Latest Developments in the Technology Sector

  • Telecommunication companies and banks have protested the Central Bank of Kenya’s move to extend the free mobile money transaction fees without consulting them. The firms said that CBK should have sought their opinion before unilaterally extending various relief measures on mobile phone payments by a further six months, which will see banks and telcos like Safaricom lose billions of shillings.
  • YouTube on Monday said it’s terminated the channels of a handful of white supremacists, including far-right figure Richard Spencer and former Ku Klux Klan grand wizard David Duke. YouTube, which is owned by Google, said the accounts were removed for repeatedly violating the platform’s policies against hate speech.
  • Amazon on Monday said it’s paying out $500 million in one-time bonuses to front-line employees — those most at risk of contracting the coronavirus — who worked for the company through June.
  • India banned wildly popular Chinese app TikTok and 58 others on Monday after a border clash between troops in both countries left at least 20 Indian soldiers dead this month. The apps, which range from gaming to music streaming and social media, are “prejudicial to sovereignty and integrity of India, defence of India, security of state and public order,” India’s Ministry of Information Technology said in a statement on Monday.
  • Google Photos will no longer backup images and videos saved from folders created and managed by social media apps by default (via Android Police). Previously, Google’s photo backup platform would automatically upload all images saved to your Android or iOS device, including those files stored in folders created by apps like Facebook, Instagram, and WhatsApp. Now, Google says that feature is turned off, and you’ll have to toggle it on for specific apps or run manual backups on specific folders.

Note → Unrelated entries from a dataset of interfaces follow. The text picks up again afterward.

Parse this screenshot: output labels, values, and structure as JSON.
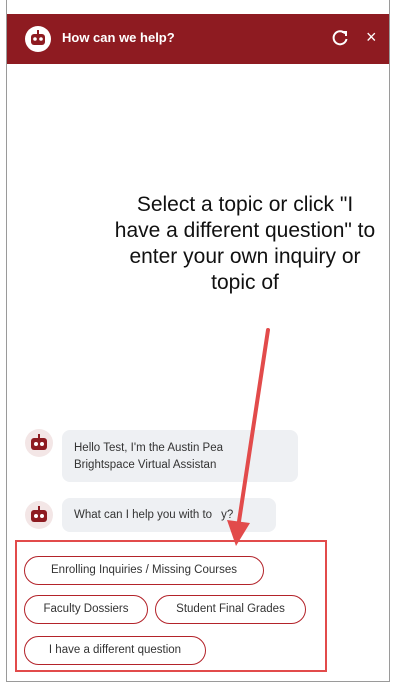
{
  "header": {
    "title": "How can we help?",
    "icons": [
      "bot-icon",
      "refresh-icon",
      "close-icon"
    ],
    "close_glyph": "×"
  },
  "annotation": {
    "text": "Select a topic or click \"I have a different question\" to enter your own inquiry or topic of"
  },
  "messages": [
    {
      "text": "Hello Test, I'm the Austin Pea",
      "text_line2": "Brightspace Virtual Assistan"
    },
    {
      "text": "What can I help you with to",
      "text_tail": "y?"
    }
  ],
  "options": [
    "Enrolling Inquiries / Missing Courses",
    "Faculty Dossiers",
    "Student Final Grades",
    "I have a different question"
  ],
  "colors": {
    "brand": "#8e1b21",
    "annotation_red": "#e24b4b",
    "bubble_bg": "#eef0f3"
  }
}
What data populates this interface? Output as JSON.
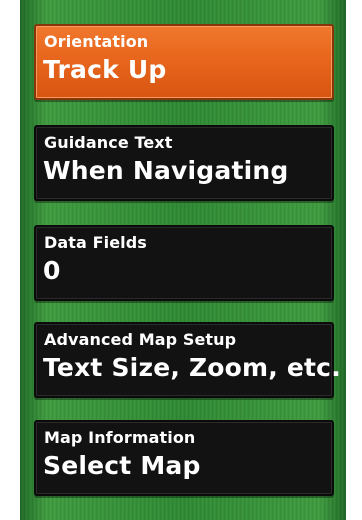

  • Alphabet Inc’s Google has removed search ads that charged users searching for voting information large fees for voter registration or harvested therir personal data.